→ DESCRIPTION OF THE TASK
Search the data below for the string "this". Extract every line that contains it.
[Start of section]
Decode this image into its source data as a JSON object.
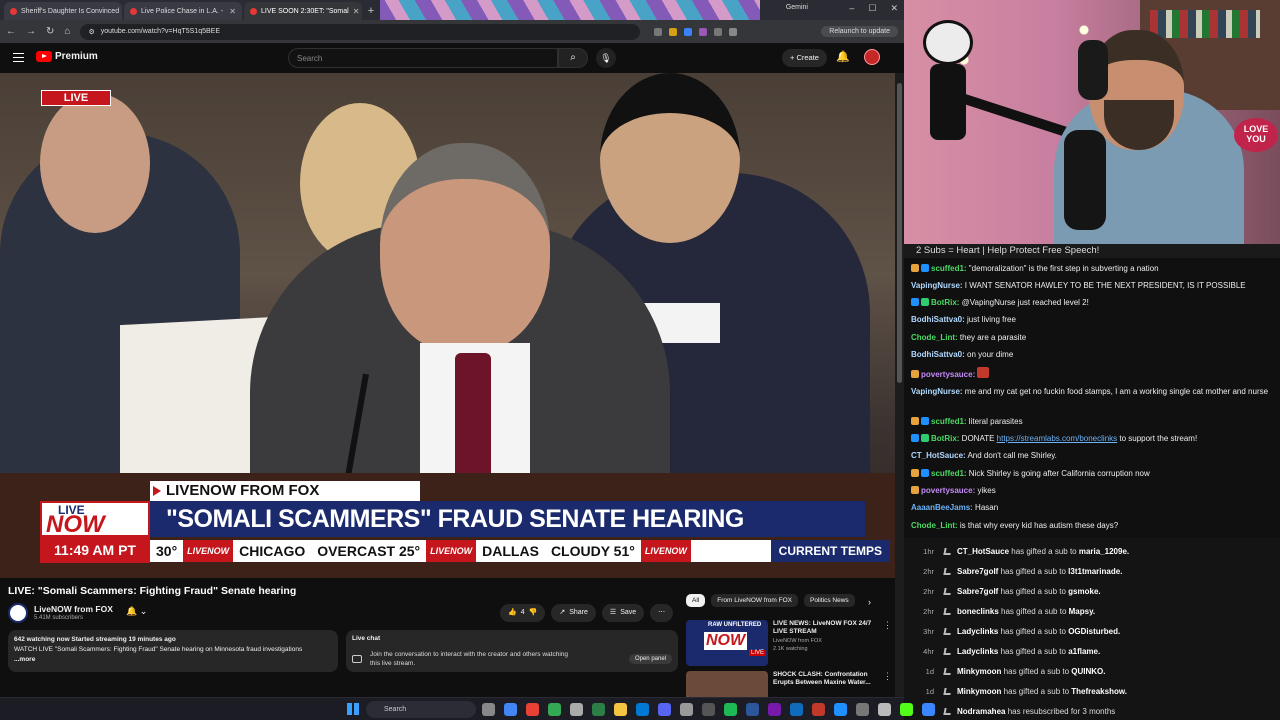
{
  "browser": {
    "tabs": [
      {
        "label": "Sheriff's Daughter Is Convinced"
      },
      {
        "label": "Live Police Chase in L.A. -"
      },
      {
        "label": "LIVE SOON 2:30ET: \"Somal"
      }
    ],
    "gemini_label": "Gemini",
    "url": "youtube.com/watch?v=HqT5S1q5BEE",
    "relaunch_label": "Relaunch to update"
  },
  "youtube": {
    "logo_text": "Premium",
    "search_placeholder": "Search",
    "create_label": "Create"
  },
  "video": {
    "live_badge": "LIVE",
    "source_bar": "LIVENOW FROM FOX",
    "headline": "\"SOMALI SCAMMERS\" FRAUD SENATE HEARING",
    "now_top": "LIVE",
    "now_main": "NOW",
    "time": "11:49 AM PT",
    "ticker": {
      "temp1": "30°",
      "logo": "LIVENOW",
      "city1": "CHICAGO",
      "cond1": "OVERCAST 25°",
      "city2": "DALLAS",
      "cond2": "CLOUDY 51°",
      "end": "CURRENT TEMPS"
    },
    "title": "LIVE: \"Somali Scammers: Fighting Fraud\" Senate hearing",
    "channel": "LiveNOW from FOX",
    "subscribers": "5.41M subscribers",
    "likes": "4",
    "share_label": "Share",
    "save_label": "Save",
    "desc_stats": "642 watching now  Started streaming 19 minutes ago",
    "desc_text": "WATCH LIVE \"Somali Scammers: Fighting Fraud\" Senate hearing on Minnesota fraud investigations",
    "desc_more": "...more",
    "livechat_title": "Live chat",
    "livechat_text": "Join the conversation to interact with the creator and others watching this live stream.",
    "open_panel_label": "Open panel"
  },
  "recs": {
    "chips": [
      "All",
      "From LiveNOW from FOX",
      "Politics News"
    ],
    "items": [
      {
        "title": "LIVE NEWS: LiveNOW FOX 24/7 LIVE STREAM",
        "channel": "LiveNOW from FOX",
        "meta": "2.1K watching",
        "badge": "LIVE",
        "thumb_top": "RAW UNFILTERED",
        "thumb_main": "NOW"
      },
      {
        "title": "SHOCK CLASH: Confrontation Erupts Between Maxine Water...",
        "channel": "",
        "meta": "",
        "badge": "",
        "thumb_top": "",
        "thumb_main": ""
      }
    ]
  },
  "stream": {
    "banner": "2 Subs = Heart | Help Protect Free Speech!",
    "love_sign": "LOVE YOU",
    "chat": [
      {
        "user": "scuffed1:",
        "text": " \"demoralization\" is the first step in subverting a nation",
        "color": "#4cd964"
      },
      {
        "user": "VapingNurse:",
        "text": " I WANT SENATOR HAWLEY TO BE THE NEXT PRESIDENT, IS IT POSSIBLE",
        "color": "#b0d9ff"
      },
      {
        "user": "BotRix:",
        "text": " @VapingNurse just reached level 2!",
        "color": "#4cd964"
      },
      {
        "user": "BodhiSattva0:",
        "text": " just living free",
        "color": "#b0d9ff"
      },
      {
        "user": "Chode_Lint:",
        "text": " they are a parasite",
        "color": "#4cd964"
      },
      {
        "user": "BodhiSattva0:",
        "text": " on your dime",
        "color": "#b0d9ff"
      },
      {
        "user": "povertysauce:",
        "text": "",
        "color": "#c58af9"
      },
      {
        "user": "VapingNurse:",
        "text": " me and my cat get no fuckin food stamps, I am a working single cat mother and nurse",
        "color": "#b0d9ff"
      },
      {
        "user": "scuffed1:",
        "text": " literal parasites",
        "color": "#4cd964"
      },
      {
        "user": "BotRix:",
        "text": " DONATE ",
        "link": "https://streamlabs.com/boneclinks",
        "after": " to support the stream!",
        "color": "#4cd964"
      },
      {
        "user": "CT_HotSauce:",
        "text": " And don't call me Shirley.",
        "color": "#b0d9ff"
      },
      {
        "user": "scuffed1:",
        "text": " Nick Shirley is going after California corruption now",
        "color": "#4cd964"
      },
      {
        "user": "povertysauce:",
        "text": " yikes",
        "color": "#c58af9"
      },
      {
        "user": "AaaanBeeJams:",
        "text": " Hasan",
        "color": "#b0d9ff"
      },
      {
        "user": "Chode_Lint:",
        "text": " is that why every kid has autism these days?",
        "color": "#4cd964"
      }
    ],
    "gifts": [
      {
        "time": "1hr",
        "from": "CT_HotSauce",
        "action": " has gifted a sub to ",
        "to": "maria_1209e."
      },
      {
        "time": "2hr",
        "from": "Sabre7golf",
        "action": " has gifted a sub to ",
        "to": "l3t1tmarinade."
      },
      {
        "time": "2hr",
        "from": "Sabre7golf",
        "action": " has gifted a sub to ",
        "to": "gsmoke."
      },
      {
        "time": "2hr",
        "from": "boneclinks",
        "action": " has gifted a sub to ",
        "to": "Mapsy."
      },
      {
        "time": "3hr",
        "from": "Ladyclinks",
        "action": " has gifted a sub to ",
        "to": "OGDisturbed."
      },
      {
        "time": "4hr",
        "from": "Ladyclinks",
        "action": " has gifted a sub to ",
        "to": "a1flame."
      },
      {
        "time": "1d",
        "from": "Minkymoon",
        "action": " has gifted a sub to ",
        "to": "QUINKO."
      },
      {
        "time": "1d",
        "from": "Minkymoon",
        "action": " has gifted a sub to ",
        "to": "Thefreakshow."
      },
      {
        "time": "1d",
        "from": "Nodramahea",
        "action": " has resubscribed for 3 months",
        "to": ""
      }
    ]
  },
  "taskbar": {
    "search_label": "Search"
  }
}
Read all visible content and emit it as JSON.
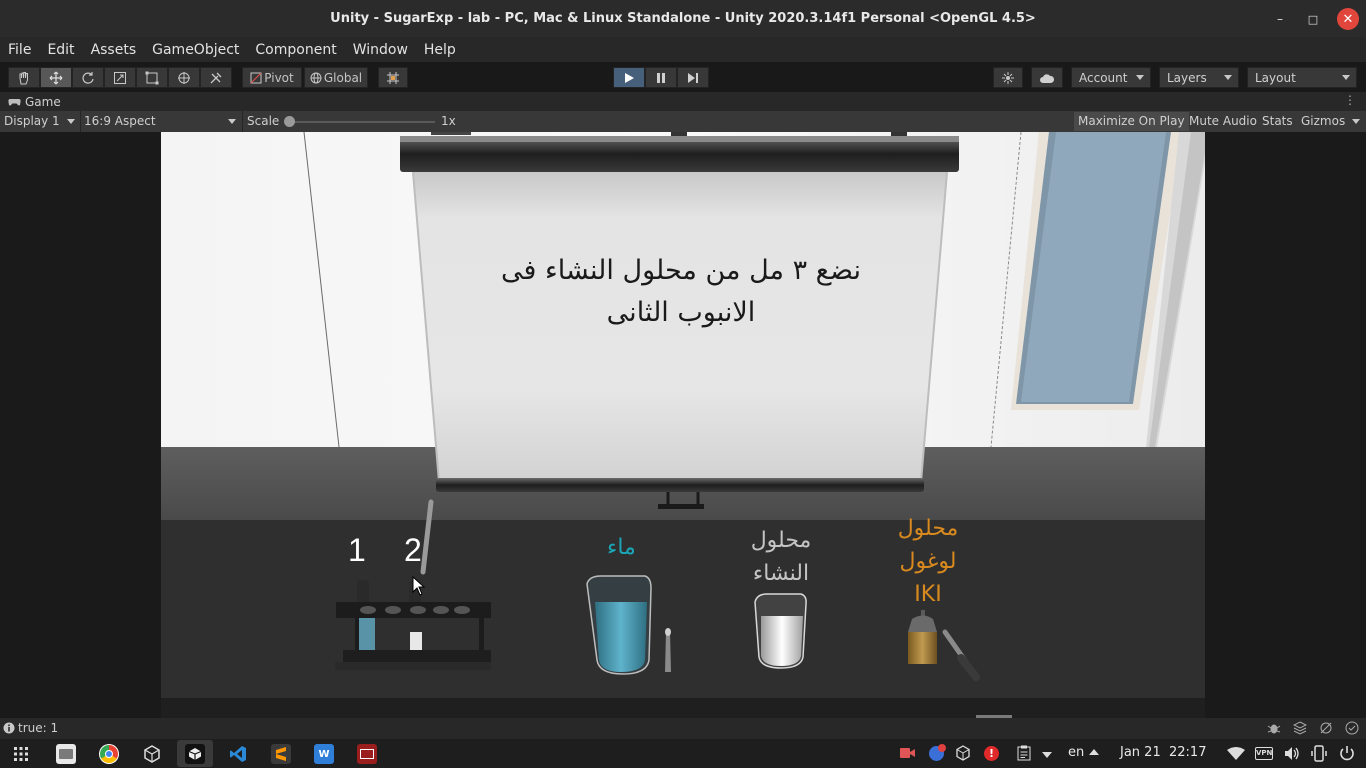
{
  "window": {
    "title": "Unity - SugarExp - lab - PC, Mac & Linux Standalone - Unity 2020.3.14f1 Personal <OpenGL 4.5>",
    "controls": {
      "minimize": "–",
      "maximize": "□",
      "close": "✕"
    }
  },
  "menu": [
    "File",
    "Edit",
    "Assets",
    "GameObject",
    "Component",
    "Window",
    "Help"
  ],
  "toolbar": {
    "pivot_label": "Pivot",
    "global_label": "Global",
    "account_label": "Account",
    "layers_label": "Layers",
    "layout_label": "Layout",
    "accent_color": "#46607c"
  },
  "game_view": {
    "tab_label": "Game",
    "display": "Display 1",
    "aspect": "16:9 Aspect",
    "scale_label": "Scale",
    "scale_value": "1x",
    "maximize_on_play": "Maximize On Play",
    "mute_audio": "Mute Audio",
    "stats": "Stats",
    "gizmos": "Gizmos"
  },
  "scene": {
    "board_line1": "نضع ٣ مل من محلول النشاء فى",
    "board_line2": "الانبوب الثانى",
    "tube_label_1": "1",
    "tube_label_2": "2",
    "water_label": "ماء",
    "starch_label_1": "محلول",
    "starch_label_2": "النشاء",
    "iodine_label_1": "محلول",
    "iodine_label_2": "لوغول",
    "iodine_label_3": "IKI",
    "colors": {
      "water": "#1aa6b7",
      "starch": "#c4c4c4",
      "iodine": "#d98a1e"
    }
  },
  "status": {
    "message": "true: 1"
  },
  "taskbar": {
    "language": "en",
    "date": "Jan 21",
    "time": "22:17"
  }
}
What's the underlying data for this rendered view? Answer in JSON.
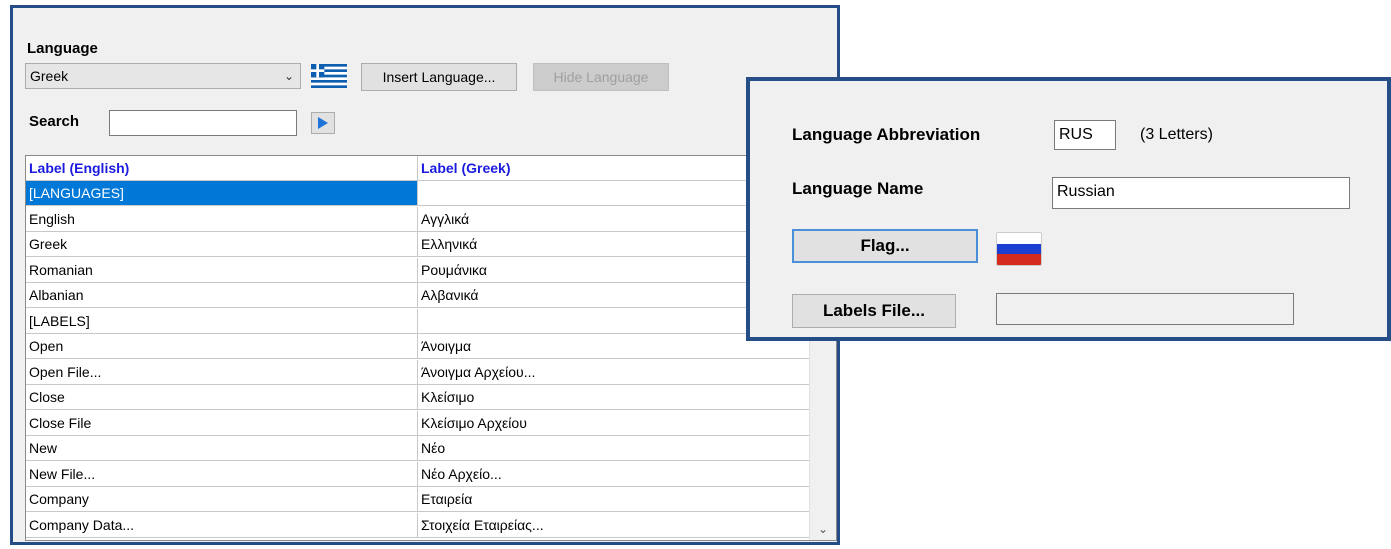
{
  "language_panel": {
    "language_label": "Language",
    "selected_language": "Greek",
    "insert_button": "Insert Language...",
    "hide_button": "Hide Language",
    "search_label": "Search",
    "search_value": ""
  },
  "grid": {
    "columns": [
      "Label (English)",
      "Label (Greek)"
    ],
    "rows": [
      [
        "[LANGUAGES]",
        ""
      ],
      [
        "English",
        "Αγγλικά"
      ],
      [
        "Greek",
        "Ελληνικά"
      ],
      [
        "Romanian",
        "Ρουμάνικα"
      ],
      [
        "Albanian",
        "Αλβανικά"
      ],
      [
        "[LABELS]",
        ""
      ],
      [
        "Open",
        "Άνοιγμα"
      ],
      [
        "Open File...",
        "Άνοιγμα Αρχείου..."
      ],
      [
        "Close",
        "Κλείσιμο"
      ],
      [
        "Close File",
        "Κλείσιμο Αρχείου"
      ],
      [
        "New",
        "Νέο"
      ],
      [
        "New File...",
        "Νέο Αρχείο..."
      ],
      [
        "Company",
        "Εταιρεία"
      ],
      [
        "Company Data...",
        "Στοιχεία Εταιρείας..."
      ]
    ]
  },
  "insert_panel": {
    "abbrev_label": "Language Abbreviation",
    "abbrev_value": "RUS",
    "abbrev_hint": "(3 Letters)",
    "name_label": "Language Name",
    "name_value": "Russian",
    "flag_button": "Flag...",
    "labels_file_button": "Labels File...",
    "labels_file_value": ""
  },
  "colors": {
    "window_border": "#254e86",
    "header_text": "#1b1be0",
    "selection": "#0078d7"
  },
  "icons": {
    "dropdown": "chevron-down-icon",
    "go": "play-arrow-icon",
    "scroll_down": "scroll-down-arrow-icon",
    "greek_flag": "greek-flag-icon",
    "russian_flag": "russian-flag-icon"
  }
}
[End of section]
→ COMPLETED EXERCISE
Decode this image into its source data as a JSON object.
    "livechat_text": "Join the conversation to interact with the creator and others watching this live stream.",
What's the underlying data for this rendered view? Answer in JSON.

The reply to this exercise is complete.